When Margaret Zannes retired from nursing in 2015, ultimately at Haddington Nursing Home, she left behind a lasting legacy of working tirelessly to improve the health of the community.
It was thanks to her inspiration and encouragement that a large chunk of the community lost a large chunk of weight, collectively a tonne.
“That was just one of so many projects that have affected the quality of life and the life expectancy of so many,” weight loss participant and friend Geoff Hovey said.
Well before the BreastScreen bus was a regular visitor to Tenterfield, she leveraged her contacts in the medical profession and Glen Innes pharmacist John Tregurtha (then-Rotary Club president) to offer country women access to a service that their city counterparts enjoyed. Some compact x-ray equipment was loaded into a bus and taken on a rural community circuit after Margaret corralled Geoff, Tenterfield’s Rotary president at the time, into a fundraising drive.
“This still only scratches the surface of the achievements of this humble, hard-working, visionary health professional,” Geoff said.
The cross-town track allowing walkers and cyclists to exercise and negotiate the whole length of town safely is largely the result of her efforts and negotiating prowess, with Geoff suggesting it could perhaps be called the ‘Margaret Zannes Walking Track’ in her honour.
Tenterfield Willow Walkers was the brain child of Margaret and Dr Dick Keating, her fellow cohort in community health issues, starting as a stroll around Shirley Park.
“When we could do about six laps of the oval we felt ready to go further afield, and so began the journey of the Willow Walkers,” member Norma Ovenden said.
“Over the following 18 years, Margaret and Dr Keatinge were the inspiration that has kept us going as we walked three days a weeks and celebrated our 18th birthday just a few weeks after her passing.”
No annual trade fair or show was complete without her stand offering hearing tests, measuring Body Mass Indices, pricking fingers for blood sugar levels to help diagnose diabetes, checking eyesight or any other of the many projects she undertook, Geoff said.
Always with a caring nature, Margaret was a nursing assistant before training at Glen Innes Hospital, going on to become an enrolled nurse educator in the mid-to-late 70s. She trained to become a diabetic educator and was also involved in child immunisation, including visiting local schools.
She extended her training to audiometry, doing hearing tests at the hospital.
Meanwhile she won an area quality award for her Trim, Taut and Terrific program, taking her to the state finals.
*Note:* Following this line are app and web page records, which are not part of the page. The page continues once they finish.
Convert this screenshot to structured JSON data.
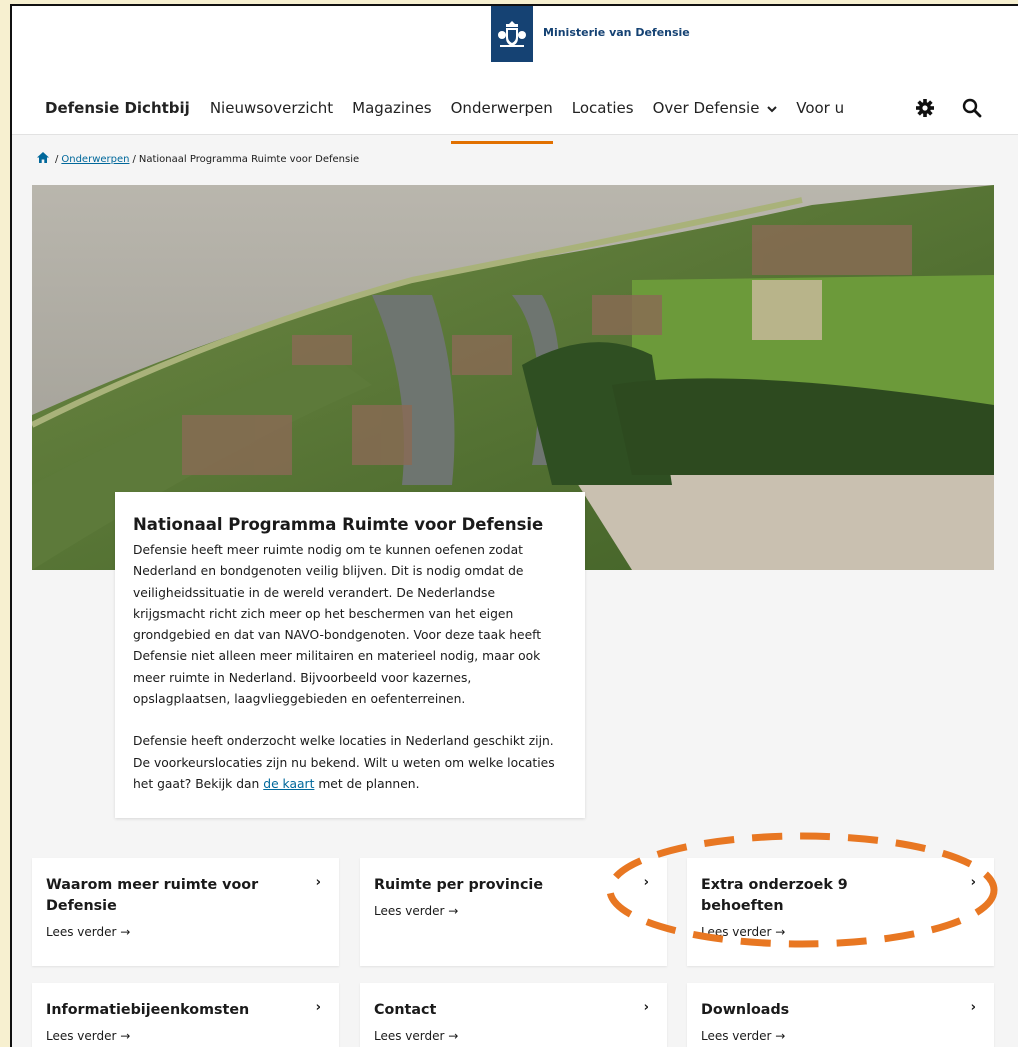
{
  "header": {
    "ministry": "Ministerie van Defensie",
    "nav": {
      "brand": "Defensie Dichtbij",
      "items": [
        "Nieuwsoverzicht",
        "Magazines",
        "Onderwerpen",
        "Locaties",
        "Over Defensie",
        "Voor u"
      ],
      "active": "Onderwerpen"
    },
    "icons": [
      "gear-icon",
      "search-icon",
      "chevron-down-icon"
    ]
  },
  "breadcrumb": {
    "home_icon": "home-icon",
    "link": "Onderwerpen",
    "current": "Nationaal Programma Ruimte voor Defensie",
    "separator": "/"
  },
  "intro": {
    "title": "Nationaal Programma Ruimte voor Defensie",
    "p1": "Defensie heeft meer ruimte nodig om te kunnen oefenen zodat Nederland en bondgenoten veilig blijven. Dit is nodig omdat de veiligheidssituatie in de wereld verandert. De Nederlandse krijgsmacht richt zich meer op het beschermen van het eigen grondgebied en dat van NAVO-bondgenoten. Voor deze taak heeft Defensie niet alleen meer militairen en materieel nodig, maar ook meer ruimte in Nederland. Bijvoorbeeld voor kazernes, opslagplaatsen, laagvlieggebieden en oefenterreinen.",
    "p2_before": "Defensie heeft onderzocht welke locaties in Nederland geschikt zijn. De voorkeurslocaties zijn nu bekend. Wilt u weten om welke locaties het gaat? Bekijk dan ",
    "p2_link": "de kaart",
    "p2_after": " met de plannen."
  },
  "cards": [
    {
      "title": "Waarom meer ruimte voor Defensie",
      "more": "Lees verder →",
      "arrow": "›"
    },
    {
      "title": "Ruimte per provincie",
      "more": "Lees verder →",
      "arrow": "›"
    },
    {
      "title": "Extra onderzoek 9 behoeften",
      "more": "Lees verder →",
      "arrow": "›"
    },
    {
      "title": "Informatiebijeenkomsten",
      "more": "Lees verder →",
      "arrow": "›"
    },
    {
      "title": "Contact",
      "more": "Lees verder →",
      "arrow": "›"
    },
    {
      "title": "Downloads",
      "more": "Lees verder →",
      "arrow": "›"
    }
  ],
  "colors": {
    "accent": "#e17000",
    "link": "#01689b",
    "ministry_blue": "#154273",
    "annotation": "#e87722"
  }
}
Margaret’s model has since been adopted by many communities around the state.
During her many years as a nursing sister at Tenterfield Hospital she excelled at patient education, using a large map of body systems to explain processes. Towards the end of her career she championed a gentle exercise program for older residents and post-stroke and cardiac surgery patients, following on from Trim, Taut and Terrific. She was also a driving force for Seniors Week activities, along with Christine Sommerlad.
Outside of work she was also a force to be reckoned with, as one Glen Innes bank manager was to discover when Margaret attempted to open a bank account without her husband’s formal permission, much frowned upon in the day.
“She left with a fully-functioning bank account, and left behind a much-enlightened bank manager,” Geoff said.
Her children were also on the receiving end of her sometimes-unorthodox health education lessons. On catching Michael sneaking a cigarette Margaret – a non-smoker – bought a packet of cigarettes and suggested they sit down together to smoke them all. John declined.
“She touched so many lives in so many ways it is impossible to measure the value this wonderful visionary woman has added to this local community,” Geoff said.